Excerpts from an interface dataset
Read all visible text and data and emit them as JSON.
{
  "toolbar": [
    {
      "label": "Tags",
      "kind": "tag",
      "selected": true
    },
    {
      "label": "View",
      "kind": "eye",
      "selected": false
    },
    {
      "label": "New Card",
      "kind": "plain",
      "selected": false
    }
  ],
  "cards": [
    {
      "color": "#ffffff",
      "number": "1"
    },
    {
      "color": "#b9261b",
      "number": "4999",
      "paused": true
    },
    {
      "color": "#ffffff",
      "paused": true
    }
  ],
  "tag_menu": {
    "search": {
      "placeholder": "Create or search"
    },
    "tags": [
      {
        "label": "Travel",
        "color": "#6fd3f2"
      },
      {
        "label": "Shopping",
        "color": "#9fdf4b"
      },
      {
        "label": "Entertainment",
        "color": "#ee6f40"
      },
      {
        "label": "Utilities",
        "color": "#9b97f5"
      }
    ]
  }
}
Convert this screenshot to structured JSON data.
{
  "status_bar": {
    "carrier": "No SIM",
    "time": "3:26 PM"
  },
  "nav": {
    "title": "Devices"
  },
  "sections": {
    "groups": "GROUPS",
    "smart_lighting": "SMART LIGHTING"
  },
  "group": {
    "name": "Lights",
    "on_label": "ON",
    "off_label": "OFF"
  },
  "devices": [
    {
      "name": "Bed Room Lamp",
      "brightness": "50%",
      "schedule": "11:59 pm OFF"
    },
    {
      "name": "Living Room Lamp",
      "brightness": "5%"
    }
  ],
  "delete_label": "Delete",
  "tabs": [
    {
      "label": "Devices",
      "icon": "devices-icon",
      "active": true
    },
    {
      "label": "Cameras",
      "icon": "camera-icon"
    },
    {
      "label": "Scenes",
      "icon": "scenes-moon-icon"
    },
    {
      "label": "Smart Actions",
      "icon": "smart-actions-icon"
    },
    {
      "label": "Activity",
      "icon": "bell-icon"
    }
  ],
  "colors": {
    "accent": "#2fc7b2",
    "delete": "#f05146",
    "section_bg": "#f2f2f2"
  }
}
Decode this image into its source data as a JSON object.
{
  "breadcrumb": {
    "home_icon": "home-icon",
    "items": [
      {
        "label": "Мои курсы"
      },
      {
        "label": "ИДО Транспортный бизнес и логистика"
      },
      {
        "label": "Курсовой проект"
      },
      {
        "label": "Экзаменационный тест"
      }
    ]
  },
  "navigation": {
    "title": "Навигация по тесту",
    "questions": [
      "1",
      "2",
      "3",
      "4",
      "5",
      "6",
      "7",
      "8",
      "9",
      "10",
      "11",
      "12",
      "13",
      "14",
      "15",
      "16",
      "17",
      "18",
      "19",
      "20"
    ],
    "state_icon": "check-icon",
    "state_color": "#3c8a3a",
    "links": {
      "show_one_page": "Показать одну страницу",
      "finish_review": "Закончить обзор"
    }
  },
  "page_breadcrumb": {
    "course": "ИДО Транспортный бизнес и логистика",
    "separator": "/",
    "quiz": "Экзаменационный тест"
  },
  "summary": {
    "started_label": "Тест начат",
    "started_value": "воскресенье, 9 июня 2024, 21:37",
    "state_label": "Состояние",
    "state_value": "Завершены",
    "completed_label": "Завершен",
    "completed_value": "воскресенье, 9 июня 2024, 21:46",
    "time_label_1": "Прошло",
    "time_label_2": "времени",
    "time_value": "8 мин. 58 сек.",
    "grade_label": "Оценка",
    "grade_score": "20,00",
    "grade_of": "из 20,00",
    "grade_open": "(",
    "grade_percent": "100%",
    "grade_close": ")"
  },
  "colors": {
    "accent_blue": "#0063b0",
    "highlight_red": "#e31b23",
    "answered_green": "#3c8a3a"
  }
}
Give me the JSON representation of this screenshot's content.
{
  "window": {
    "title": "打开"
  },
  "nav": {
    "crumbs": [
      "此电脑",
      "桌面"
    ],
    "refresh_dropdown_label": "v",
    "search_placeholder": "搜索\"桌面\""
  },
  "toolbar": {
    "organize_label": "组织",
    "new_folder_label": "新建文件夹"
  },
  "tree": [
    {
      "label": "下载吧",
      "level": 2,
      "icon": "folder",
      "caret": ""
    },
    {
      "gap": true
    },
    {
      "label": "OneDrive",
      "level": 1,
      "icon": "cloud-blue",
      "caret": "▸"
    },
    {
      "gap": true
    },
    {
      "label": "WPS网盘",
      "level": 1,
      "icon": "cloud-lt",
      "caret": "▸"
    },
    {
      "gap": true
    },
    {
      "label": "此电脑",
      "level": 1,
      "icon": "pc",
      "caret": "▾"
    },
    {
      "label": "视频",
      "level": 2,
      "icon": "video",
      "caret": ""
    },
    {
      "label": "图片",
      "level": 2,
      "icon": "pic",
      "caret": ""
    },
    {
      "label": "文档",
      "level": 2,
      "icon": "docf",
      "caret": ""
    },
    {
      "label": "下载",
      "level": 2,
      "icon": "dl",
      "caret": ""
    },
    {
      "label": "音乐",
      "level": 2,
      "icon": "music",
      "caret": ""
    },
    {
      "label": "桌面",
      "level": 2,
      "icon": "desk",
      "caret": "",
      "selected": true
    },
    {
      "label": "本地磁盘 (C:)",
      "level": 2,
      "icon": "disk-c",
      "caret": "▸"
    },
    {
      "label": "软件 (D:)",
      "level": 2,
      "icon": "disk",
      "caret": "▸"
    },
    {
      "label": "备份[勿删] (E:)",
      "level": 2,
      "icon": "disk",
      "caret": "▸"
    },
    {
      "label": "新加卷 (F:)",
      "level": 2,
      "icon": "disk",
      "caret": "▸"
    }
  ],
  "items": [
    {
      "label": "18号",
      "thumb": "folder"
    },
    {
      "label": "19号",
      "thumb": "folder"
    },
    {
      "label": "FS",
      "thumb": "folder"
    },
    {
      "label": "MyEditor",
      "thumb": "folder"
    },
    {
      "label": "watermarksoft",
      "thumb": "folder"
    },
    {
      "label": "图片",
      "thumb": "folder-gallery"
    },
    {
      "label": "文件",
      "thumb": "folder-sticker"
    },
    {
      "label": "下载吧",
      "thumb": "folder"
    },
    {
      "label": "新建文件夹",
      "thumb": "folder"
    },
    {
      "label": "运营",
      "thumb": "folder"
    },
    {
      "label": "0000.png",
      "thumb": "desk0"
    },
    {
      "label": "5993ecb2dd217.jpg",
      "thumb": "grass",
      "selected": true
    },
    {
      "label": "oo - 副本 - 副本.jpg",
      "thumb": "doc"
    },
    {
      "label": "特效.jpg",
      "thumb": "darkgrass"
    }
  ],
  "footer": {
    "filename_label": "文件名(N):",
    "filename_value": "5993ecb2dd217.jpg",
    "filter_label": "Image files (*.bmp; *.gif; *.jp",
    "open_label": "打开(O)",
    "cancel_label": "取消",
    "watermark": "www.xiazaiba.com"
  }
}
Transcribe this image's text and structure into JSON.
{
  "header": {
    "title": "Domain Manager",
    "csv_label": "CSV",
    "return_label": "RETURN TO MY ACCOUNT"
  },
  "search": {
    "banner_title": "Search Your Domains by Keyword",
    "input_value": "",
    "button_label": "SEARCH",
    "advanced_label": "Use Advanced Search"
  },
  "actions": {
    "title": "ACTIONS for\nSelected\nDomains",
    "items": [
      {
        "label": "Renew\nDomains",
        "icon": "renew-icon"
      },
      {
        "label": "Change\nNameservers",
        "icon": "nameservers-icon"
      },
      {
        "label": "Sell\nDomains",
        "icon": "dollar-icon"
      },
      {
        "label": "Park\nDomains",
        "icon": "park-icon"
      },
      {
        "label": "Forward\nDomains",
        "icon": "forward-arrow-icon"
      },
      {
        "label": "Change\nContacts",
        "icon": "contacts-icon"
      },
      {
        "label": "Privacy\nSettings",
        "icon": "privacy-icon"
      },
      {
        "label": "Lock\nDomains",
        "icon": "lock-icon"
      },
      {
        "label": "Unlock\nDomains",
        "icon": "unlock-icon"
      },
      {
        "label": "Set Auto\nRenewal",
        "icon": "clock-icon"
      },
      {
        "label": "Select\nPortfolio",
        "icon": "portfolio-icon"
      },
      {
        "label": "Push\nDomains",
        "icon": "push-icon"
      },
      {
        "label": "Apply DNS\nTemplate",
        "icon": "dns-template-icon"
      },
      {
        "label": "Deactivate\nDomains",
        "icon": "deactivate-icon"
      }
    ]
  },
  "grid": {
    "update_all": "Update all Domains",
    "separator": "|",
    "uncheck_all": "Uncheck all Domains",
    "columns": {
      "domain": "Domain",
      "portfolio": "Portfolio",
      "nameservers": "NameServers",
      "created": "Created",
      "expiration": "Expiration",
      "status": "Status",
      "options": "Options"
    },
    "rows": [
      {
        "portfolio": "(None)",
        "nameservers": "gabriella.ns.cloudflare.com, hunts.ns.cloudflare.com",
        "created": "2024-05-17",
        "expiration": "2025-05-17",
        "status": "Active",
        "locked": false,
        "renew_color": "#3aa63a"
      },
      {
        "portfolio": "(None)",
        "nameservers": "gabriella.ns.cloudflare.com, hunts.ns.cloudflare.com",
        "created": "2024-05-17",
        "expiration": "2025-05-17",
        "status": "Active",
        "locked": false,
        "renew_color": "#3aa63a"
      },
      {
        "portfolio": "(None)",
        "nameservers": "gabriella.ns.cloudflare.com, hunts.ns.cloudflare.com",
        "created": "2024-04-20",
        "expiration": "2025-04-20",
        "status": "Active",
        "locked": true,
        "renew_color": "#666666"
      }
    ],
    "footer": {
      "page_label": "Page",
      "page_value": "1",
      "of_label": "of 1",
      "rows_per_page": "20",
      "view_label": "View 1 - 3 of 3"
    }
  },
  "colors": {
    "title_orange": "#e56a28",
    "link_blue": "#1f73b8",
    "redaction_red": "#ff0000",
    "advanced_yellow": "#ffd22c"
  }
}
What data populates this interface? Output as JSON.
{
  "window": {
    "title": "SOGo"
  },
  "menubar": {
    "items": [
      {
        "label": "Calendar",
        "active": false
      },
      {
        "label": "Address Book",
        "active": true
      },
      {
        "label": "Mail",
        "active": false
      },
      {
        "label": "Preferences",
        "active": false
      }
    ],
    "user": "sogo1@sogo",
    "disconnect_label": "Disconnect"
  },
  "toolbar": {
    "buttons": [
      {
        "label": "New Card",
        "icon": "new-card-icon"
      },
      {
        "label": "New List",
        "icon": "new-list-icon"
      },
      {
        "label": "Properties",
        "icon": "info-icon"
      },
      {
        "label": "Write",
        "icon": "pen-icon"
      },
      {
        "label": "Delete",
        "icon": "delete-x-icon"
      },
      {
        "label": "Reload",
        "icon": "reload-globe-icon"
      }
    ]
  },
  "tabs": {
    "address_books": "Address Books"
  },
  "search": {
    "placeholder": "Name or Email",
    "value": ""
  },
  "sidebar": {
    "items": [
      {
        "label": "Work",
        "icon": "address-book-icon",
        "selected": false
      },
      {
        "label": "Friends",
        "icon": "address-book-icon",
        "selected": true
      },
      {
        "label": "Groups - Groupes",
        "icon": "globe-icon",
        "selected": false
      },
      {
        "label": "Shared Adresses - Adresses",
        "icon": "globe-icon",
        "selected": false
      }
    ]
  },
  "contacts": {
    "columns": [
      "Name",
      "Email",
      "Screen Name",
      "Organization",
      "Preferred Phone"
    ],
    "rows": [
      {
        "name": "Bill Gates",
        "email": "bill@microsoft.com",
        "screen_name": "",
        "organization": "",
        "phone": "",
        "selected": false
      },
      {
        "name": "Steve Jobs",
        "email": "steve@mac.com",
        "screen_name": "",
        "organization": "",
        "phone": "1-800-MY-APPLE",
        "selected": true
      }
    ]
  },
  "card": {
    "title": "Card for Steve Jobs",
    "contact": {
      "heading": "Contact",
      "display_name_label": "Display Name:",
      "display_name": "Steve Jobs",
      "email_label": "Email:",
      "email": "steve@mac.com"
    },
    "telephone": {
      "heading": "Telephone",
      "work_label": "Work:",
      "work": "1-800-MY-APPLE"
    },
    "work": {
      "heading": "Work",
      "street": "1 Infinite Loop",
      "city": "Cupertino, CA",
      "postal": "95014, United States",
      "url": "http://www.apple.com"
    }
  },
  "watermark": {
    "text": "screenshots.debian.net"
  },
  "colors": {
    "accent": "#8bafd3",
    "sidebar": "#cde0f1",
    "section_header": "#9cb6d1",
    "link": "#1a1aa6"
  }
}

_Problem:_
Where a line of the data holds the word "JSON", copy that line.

_Task answer:_
Read all visible text and data and emit them as JSON.
Convert this screenshot to structured JSON data.
Decode this image into its source data as a JSON object.
Give me the JSON representation of this screenshot's content.
Transcribe this image's text and structure into JSON.
What data populates this interface? Output as JSON.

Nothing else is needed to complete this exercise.